What Is a Server?
If you have a medium- or large-sized network with many attached computers that must access the same files or programs repeatedly it may be in your best interest to set up a server designed to house the files in one location. Servers have many functions depending on what they need to be achieve but always have the common element of serving only one specific role over and over.
A server is a specialized computer that has all of its processing and hard drive resources dedicated to one specific function, which it completes many times. You can use a server to regulate Internet traffic between all of the computers on your network, to store all of the important files that many computers need to use in one central place, or to let multiple computers access the same printer or scanner.
Large numbers of computers in the same general area that are connected either by wireless means or through network cables can access the specific function that the server has been built to provide. You can purchase lower-end and less expensive computers for your network as the connected computers do not have to use as much of their own resources when accessing the server. Servers also allow many computers to access the same file or grouping of files when they are stored on a central server.
Servers come in many varieties and have many capabilities. Any computer can potentially be a server as long as it has enough hard-drive space and a fast enough processor to handle all of the requests for information from the other connected computers. There are multiple operating systems for servers available in Linux, Mac and Windows forms. Nearly every computer manufacturer sells computers designed specifically to act as servers.

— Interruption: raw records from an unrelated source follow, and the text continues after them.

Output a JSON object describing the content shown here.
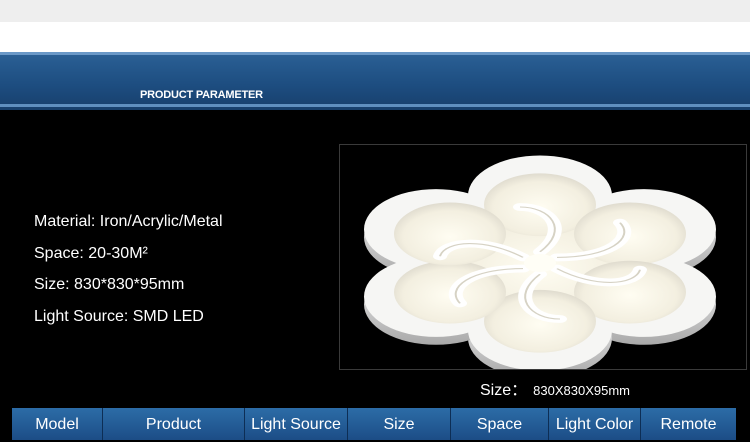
{
  "header": {
    "title": "PRODUCT PARAMETER"
  },
  "specs": [
    {
      "label": "Material: ",
      "value": "Iron/Acrylic/Metal"
    },
    {
      "label": "Space: ",
      "value": "20-30M²"
    },
    {
      "label": "Size: ",
      "value": "830*830*95mm"
    },
    {
      "label": "Light Source: ",
      "value": "SMD LED"
    }
  ],
  "photo": {
    "icon": "flower-ceiling-lamp-image"
  },
  "size_caption": {
    "label": "Size：",
    "value": "830X830X95mm"
  },
  "table": {
    "headers": [
      "Model",
      "Product",
      "Light Source",
      "Size",
      "Space",
      "Light Color",
      "Remote"
    ]
  },
  "colors": {
    "banner": "#1d4d80",
    "table_header": "#2c6ca7",
    "background": "#000000"
  }
}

You may not need a server for your network if you are only using a few computers or if all of those computers are capable of storing the files and accessing the programs they need on their own. You could also need multiple servers for the same function if you have a large network with dozens or hundreds of computers. Consider the function that the server is meant to fill when buying a computer as many servers need larger hard drives more than they need faster processors or extra RAM.
Servers can pose serious security risks to your network as they send and receive information from all of the attached computers. Be sure to have high-quality and up-to-date anti-virus spyware blocking, and firewall software on the server and all of the computers that use it. Keep your servers in a physically safe location such as a locked room so that it cannot be tampered with by unauthorized personnel.